Locating a mature bull takes some doing and horse back riders are dispatched with intent to lend aid in sightings. Once a trophy has been located and evaluated, a plan is made, remembering wind and shot placement, in the big muscle (shoulder or rump), and an approach is attempted. Our first stalk saw the hunting party number five, Jack, Ginger, Peter, Dr. Vet, and tracker Elwyn. Doomed from the start, our quarry was holed up in some very thick brush. Even if we had not made a “freight train connections” worth of noise, there was no way to place an arrow through this brush. At 30 yards you can definitely hear a rhino pass gas and swish his tail, close enough you think he might hit you with it, right before he exits into the wind. Somewhere along the way I do remember thinking, “stepping behind a bush or tree” is a small substitute for a backup rifle which we do not carry on the expedition.

Our second stalk ended up much like the first. A small twig snap at 35 yards sent our prey streaking out of the brush like a rocket. We regrouped, decided only Peter and I would attempt any further “sneaks,” leaving Ginger, Doc and trackers with the land cruiser. Hours later another “Ceratotherium Simum Simum” is located. Tracking into the wind, at a hundred yards, Peter motions to sit down, pointing to my feet he indicates for us to take off our boots and socks. My rhino is in a small opening in a creek bottom. Our approach catches him looking into the wind, exposing a huge target. Going in barefoot is not only quieter, but slower. You watch each step placement as everything in Africa either bites or sticks you. Rhino’s at fifty yards are huge, at forty yards massive, at thirty yards a 6000-pound boss, and at twenty-one yards an adrenaline rush you never experienced before. Preparing the shot was automatic, a huge target exposed and an arrow locked in flight are forever frozen in my mind. At impact there is a loud “pop,” the 22 blank is initiated in the dart, its gases expanding, driving the plunger in the dart forward, thereby injecting tranquilizer in the rump of my trophy. “This is the first time I have ever shot an animal in the butt on purpose,” goes through my mind as three tons crash through the brush, and are lost from sight. Fortunately, Peter has placed out riders on either side to follow our prey as loosing a tranquilized rhino is unacceptable. Amazingly, I found out later, Mr. rhino comes out of the bush and follows our land cruiser track. This route takes him right by the unsuspecting observers and Ginger videos my rhino the entire 10 minutes it takes the serum to work.

Once my rhino was down, work is quick, drops in the eyes, a fist sized glob of cotton in each ear (dampen noise), blood drawn, mouth swabs taken, antibiotic shot given, horns measured, photos taken, and a antidote given in a vein behind the ear. Water is poured on the animal for hydration as the 30 or so minutes he is down a rhino does not sweat, and this must be done quickly as the awakening is about a minute away. Watching from a distance, in the relative safety of our cruiser, my trophy “gingerly” raises, looks around as to say, “What just happened?” and trots off, gold medal and all. An experience Ginger and I will never forget.

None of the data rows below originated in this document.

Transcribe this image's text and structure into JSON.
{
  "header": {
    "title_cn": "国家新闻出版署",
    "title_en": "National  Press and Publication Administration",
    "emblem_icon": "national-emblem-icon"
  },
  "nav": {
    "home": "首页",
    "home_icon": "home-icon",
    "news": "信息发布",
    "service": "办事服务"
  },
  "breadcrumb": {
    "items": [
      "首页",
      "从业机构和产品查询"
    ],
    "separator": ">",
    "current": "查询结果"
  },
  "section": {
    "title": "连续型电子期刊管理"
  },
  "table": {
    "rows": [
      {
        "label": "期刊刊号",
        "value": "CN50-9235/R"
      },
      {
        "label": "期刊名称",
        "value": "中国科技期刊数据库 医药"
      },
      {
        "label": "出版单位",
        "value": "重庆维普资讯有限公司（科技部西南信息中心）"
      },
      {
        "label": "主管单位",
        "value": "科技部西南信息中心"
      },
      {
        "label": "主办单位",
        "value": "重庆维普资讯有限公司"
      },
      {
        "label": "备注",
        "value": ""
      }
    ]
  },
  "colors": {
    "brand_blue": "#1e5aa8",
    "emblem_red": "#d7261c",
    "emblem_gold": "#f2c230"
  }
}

By the time we leave I also added a caracal, black springbok, zebra, greysbok, and blue duiker to the trophies going home while the ever elusive, vaal rhebok will give us reason for a return trip. Irvin, Therese, Peter and Henriette run a quality safari business, are great hosts, and provide a super safari experience. If you want a quality challenge try a bow and arrow hunt for a “barefoot rhino.”